- _Problem statement_: Write the listing out again word for word, skipping each picture.

-- Provided entries follows --

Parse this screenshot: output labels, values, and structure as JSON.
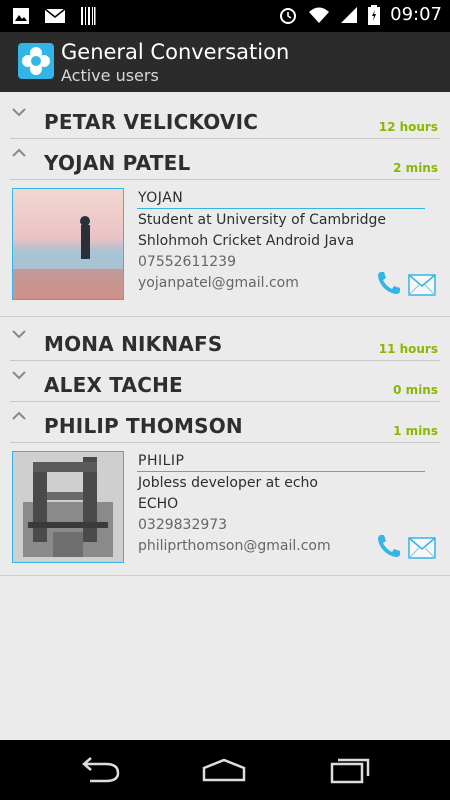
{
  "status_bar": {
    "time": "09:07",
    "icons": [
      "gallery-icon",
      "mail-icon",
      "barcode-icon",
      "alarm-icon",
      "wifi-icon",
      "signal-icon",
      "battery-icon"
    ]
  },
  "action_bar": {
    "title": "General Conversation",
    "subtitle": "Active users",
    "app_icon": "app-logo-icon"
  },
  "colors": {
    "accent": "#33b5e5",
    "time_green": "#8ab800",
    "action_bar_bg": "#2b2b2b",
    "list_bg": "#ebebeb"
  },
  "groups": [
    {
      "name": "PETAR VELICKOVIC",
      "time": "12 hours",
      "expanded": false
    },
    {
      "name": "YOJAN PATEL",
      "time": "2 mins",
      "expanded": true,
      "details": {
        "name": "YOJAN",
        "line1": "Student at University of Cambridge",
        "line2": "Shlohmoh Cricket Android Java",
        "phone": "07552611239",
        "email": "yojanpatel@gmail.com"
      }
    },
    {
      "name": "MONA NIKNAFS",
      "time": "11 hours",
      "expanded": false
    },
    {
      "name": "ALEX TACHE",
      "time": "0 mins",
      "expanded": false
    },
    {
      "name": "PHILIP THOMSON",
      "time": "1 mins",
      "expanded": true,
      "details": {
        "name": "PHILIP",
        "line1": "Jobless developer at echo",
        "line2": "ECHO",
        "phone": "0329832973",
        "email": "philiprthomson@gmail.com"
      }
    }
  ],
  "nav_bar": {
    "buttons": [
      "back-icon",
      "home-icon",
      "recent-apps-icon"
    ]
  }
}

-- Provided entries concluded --

- _Result of this task_:
Parse this screenshot: output labels, values, and structure as JSON.
{
  "status_bar": {
    "time": "09:07",
    "icons": [
      "gallery-icon",
      "mail-icon",
      "barcode-icon",
      "alarm-icon",
      "wifi-icon",
      "signal-icon",
      "battery-icon"
    ]
  },
  "action_bar": {
    "title": "General Conversation",
    "subtitle": "Active users",
    "app_icon": "app-logo-icon"
  },
  "colors": {
    "accent": "#33b5e5",
    "time_green": "#8ab800",
    "action_bar_bg": "#2b2b2b",
    "list_bg": "#ebebeb"
  },
  "groups": [
    {
      "name": "PETAR VELICKOVIC",
      "time": "12 hours",
      "expanded": false
    },
    {
      "name": "YOJAN PATEL",
      "time": "2 mins",
      "expanded": true,
      "details": {
        "name": "YOJAN",
        "line1": "Student at University of Cambridge",
        "line2": "Shlohmoh Cricket Android Java",
        "phone": "07552611239",
        "email": "yojanpatel@gmail.com"
      }
    },
    {
      "name": "MONA NIKNAFS",
      "time": "11 hours",
      "expanded": false
    },
    {
      "name": "ALEX TACHE",
      "time": "0 mins",
      "expanded": false
    },
    {
      "name": "PHILIP THOMSON",
      "time": "1 mins",
      "expanded": true,
      "details": {
        "name": "PHILIP",
        "line1": "Jobless developer at echo",
        "line2": "ECHO",
        "phone": "0329832973",
        "email": "philiprthomson@gmail.com"
      }
    }
  ],
  "nav_bar": {
    "buttons": [
      "back-icon",
      "home-icon",
      "recent-apps-icon"
    ]
  }
}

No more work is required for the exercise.